#### Aim of the task:
In your copy, include every line of the records exactly and no picture at all.

•••••

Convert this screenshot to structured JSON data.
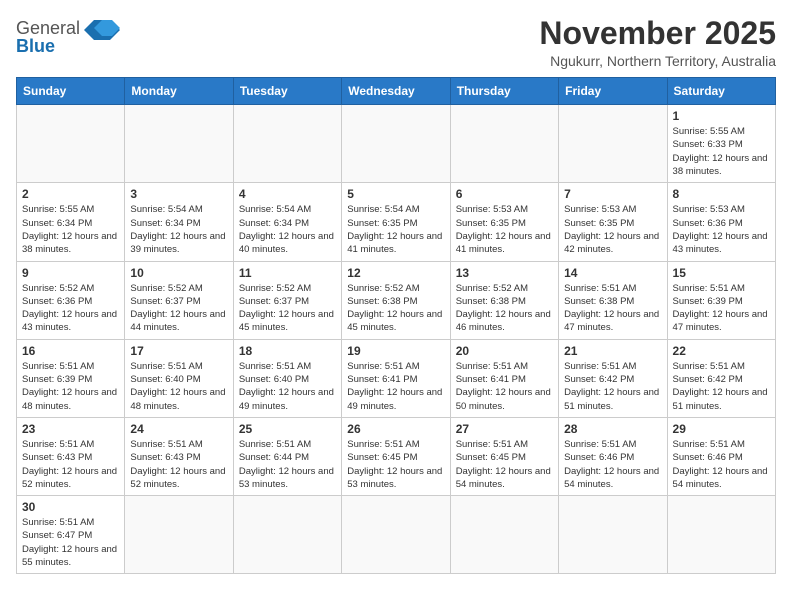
{
  "header": {
    "logo_line1": "General",
    "logo_line2": "Blue",
    "month_title": "November 2025",
    "location": "Ngukurr, Northern Territory, Australia"
  },
  "days_of_week": [
    "Sunday",
    "Monday",
    "Tuesday",
    "Wednesday",
    "Thursday",
    "Friday",
    "Saturday"
  ],
  "weeks": [
    [
      {
        "day": "",
        "info": ""
      },
      {
        "day": "",
        "info": ""
      },
      {
        "day": "",
        "info": ""
      },
      {
        "day": "",
        "info": ""
      },
      {
        "day": "",
        "info": ""
      },
      {
        "day": "",
        "info": ""
      },
      {
        "day": "1",
        "info": "Sunrise: 5:55 AM\nSunset: 6:33 PM\nDaylight: 12 hours and 38 minutes."
      }
    ],
    [
      {
        "day": "2",
        "info": "Sunrise: 5:55 AM\nSunset: 6:34 PM\nDaylight: 12 hours and 38 minutes."
      },
      {
        "day": "3",
        "info": "Sunrise: 5:54 AM\nSunset: 6:34 PM\nDaylight: 12 hours and 39 minutes."
      },
      {
        "day": "4",
        "info": "Sunrise: 5:54 AM\nSunset: 6:34 PM\nDaylight: 12 hours and 40 minutes."
      },
      {
        "day": "5",
        "info": "Sunrise: 5:54 AM\nSunset: 6:35 PM\nDaylight: 12 hours and 41 minutes."
      },
      {
        "day": "6",
        "info": "Sunrise: 5:53 AM\nSunset: 6:35 PM\nDaylight: 12 hours and 41 minutes."
      },
      {
        "day": "7",
        "info": "Sunrise: 5:53 AM\nSunset: 6:35 PM\nDaylight: 12 hours and 42 minutes."
      },
      {
        "day": "8",
        "info": "Sunrise: 5:53 AM\nSunset: 6:36 PM\nDaylight: 12 hours and 43 minutes."
      }
    ],
    [
      {
        "day": "9",
        "info": "Sunrise: 5:52 AM\nSunset: 6:36 PM\nDaylight: 12 hours and 43 minutes."
      },
      {
        "day": "10",
        "info": "Sunrise: 5:52 AM\nSunset: 6:37 PM\nDaylight: 12 hours and 44 minutes."
      },
      {
        "day": "11",
        "info": "Sunrise: 5:52 AM\nSunset: 6:37 PM\nDaylight: 12 hours and 45 minutes."
      },
      {
        "day": "12",
        "info": "Sunrise: 5:52 AM\nSunset: 6:38 PM\nDaylight: 12 hours and 45 minutes."
      },
      {
        "day": "13",
        "info": "Sunrise: 5:52 AM\nSunset: 6:38 PM\nDaylight: 12 hours and 46 minutes."
      },
      {
        "day": "14",
        "info": "Sunrise: 5:51 AM\nSunset: 6:38 PM\nDaylight: 12 hours and 47 minutes."
      },
      {
        "day": "15",
        "info": "Sunrise: 5:51 AM\nSunset: 6:39 PM\nDaylight: 12 hours and 47 minutes."
      }
    ],
    [
      {
        "day": "16",
        "info": "Sunrise: 5:51 AM\nSunset: 6:39 PM\nDaylight: 12 hours and 48 minutes."
      },
      {
        "day": "17",
        "info": "Sunrise: 5:51 AM\nSunset: 6:40 PM\nDaylight: 12 hours and 48 minutes."
      },
      {
        "day": "18",
        "info": "Sunrise: 5:51 AM\nSunset: 6:40 PM\nDaylight: 12 hours and 49 minutes."
      },
      {
        "day": "19",
        "info": "Sunrise: 5:51 AM\nSunset: 6:41 PM\nDaylight: 12 hours and 49 minutes."
      },
      {
        "day": "20",
        "info": "Sunrise: 5:51 AM\nSunset: 6:41 PM\nDaylight: 12 hours and 50 minutes."
      },
      {
        "day": "21",
        "info": "Sunrise: 5:51 AM\nSunset: 6:42 PM\nDaylight: 12 hours and 51 minutes."
      },
      {
        "day": "22",
        "info": "Sunrise: 5:51 AM\nSunset: 6:42 PM\nDaylight: 12 hours and 51 minutes."
      }
    ],
    [
      {
        "day": "23",
        "info": "Sunrise: 5:51 AM\nSunset: 6:43 PM\nDaylight: 12 hours and 52 minutes."
      },
      {
        "day": "24",
        "info": "Sunrise: 5:51 AM\nSunset: 6:43 PM\nDaylight: 12 hours and 52 minutes."
      },
      {
        "day": "25",
        "info": "Sunrise: 5:51 AM\nSunset: 6:44 PM\nDaylight: 12 hours and 53 minutes."
      },
      {
        "day": "26",
        "info": "Sunrise: 5:51 AM\nSunset: 6:45 PM\nDaylight: 12 hours and 53 minutes."
      },
      {
        "day": "27",
        "info": "Sunrise: 5:51 AM\nSunset: 6:45 PM\nDaylight: 12 hours and 54 minutes."
      },
      {
        "day": "28",
        "info": "Sunrise: 5:51 AM\nSunset: 6:46 PM\nDaylight: 12 hours and 54 minutes."
      },
      {
        "day": "29",
        "info": "Sunrise: 5:51 AM\nSunset: 6:46 PM\nDaylight: 12 hours and 54 minutes."
      }
    ],
    [
      {
        "day": "30",
        "info": "Sunrise: 5:51 AM\nSunset: 6:47 PM\nDaylight: 12 hours and 55 minutes."
      },
      {
        "day": "",
        "info": ""
      },
      {
        "day": "",
        "info": ""
      },
      {
        "day": "",
        "info": ""
      },
      {
        "day": "",
        "info": ""
      },
      {
        "day": "",
        "info": ""
      },
      {
        "day": "",
        "info": ""
      }
    ]
  ]
}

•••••

#### Output of the task:
Convert this screenshot to structured JSON data.
{
  "header": {
    "logo_line1": "General",
    "logo_line2": "Blue",
    "month_title": "November 2025",
    "location": "Ngukurr, Northern Territory, Australia"
  },
  "days_of_week": [
    "Sunday",
    "Monday",
    "Tuesday",
    "Wednesday",
    "Thursday",
    "Friday",
    "Saturday"
  ],
  "weeks": [
    [
      {
        "day": "",
        "info": ""
      },
      {
        "day": "",
        "info": ""
      },
      {
        "day": "",
        "info": ""
      },
      {
        "day": "",
        "info": ""
      },
      {
        "day": "",
        "info": ""
      },
      {
        "day": "",
        "info": ""
      },
      {
        "day": "1",
        "info": "Sunrise: 5:55 AM\nSunset: 6:33 PM\nDaylight: 12 hours and 38 minutes."
      }
    ],
    [
      {
        "day": "2",
        "info": "Sunrise: 5:55 AM\nSunset: 6:34 PM\nDaylight: 12 hours and 38 minutes."
      },
      {
        "day": "3",
        "info": "Sunrise: 5:54 AM\nSunset: 6:34 PM\nDaylight: 12 hours and 39 minutes."
      },
      {
        "day": "4",
        "info": "Sunrise: 5:54 AM\nSunset: 6:34 PM\nDaylight: 12 hours and 40 minutes."
      },
      {
        "day": "5",
        "info": "Sunrise: 5:54 AM\nSunset: 6:35 PM\nDaylight: 12 hours and 41 minutes."
      },
      {
        "day": "6",
        "info": "Sunrise: 5:53 AM\nSunset: 6:35 PM\nDaylight: 12 hours and 41 minutes."
      },
      {
        "day": "7",
        "info": "Sunrise: 5:53 AM\nSunset: 6:35 PM\nDaylight: 12 hours and 42 minutes."
      },
      {
        "day": "8",
        "info": "Sunrise: 5:53 AM\nSunset: 6:36 PM\nDaylight: 12 hours and 43 minutes."
      }
    ],
    [
      {
        "day": "9",
        "info": "Sunrise: 5:52 AM\nSunset: 6:36 PM\nDaylight: 12 hours and 43 minutes."
      },
      {
        "day": "10",
        "info": "Sunrise: 5:52 AM\nSunset: 6:37 PM\nDaylight: 12 hours and 44 minutes."
      },
      {
        "day": "11",
        "info": "Sunrise: 5:52 AM\nSunset: 6:37 PM\nDaylight: 12 hours and 45 minutes."
      },
      {
        "day": "12",
        "info": "Sunrise: 5:52 AM\nSunset: 6:38 PM\nDaylight: 12 hours and 45 minutes."
      },
      {
        "day": "13",
        "info": "Sunrise: 5:52 AM\nSunset: 6:38 PM\nDaylight: 12 hours and 46 minutes."
      },
      {
        "day": "14",
        "info": "Sunrise: 5:51 AM\nSunset: 6:38 PM\nDaylight: 12 hours and 47 minutes."
      },
      {
        "day": "15",
        "info": "Sunrise: 5:51 AM\nSunset: 6:39 PM\nDaylight: 12 hours and 47 minutes."
      }
    ],
    [
      {
        "day": "16",
        "info": "Sunrise: 5:51 AM\nSunset: 6:39 PM\nDaylight: 12 hours and 48 minutes."
      },
      {
        "day": "17",
        "info": "Sunrise: 5:51 AM\nSunset: 6:40 PM\nDaylight: 12 hours and 48 minutes."
      },
      {
        "day": "18",
        "info": "Sunrise: 5:51 AM\nSunset: 6:40 PM\nDaylight: 12 hours and 49 minutes."
      },
      {
        "day": "19",
        "info": "Sunrise: 5:51 AM\nSunset: 6:41 PM\nDaylight: 12 hours and 49 minutes."
      },
      {
        "day": "20",
        "info": "Sunrise: 5:51 AM\nSunset: 6:41 PM\nDaylight: 12 hours and 50 minutes."
      },
      {
        "day": "21",
        "info": "Sunrise: 5:51 AM\nSunset: 6:42 PM\nDaylight: 12 hours and 51 minutes."
      },
      {
        "day": "22",
        "info": "Sunrise: 5:51 AM\nSunset: 6:42 PM\nDaylight: 12 hours and 51 minutes."
      }
    ],
    [
      {
        "day": "23",
        "info": "Sunrise: 5:51 AM\nSunset: 6:43 PM\nDaylight: 12 hours and 52 minutes."
      },
      {
        "day": "24",
        "info": "Sunrise: 5:51 AM\nSunset: 6:43 PM\nDaylight: 12 hours and 52 minutes."
      },
      {
        "day": "25",
        "info": "Sunrise: 5:51 AM\nSunset: 6:44 PM\nDaylight: 12 hours and 53 minutes."
      },
      {
        "day": "26",
        "info": "Sunrise: 5:51 AM\nSunset: 6:45 PM\nDaylight: 12 hours and 53 minutes."
      },
      {
        "day": "27",
        "info": "Sunrise: 5:51 AM\nSunset: 6:45 PM\nDaylight: 12 hours and 54 minutes."
      },
      {
        "day": "28",
        "info": "Sunrise: 5:51 AM\nSunset: 6:46 PM\nDaylight: 12 hours and 54 minutes."
      },
      {
        "day": "29",
        "info": "Sunrise: 5:51 AM\nSunset: 6:46 PM\nDaylight: 12 hours and 54 minutes."
      }
    ],
    [
      {
        "day": "30",
        "info": "Sunrise: 5:51 AM\nSunset: 6:47 PM\nDaylight: 12 hours and 55 minutes."
      },
      {
        "day": "",
        "info": ""
      },
      {
        "day": "",
        "info": ""
      },
      {
        "day": "",
        "info": ""
      },
      {
        "day": "",
        "info": ""
      },
      {
        "day": "",
        "info": ""
      },
      {
        "day": "",
        "info": ""
      }
    ]
  ]
}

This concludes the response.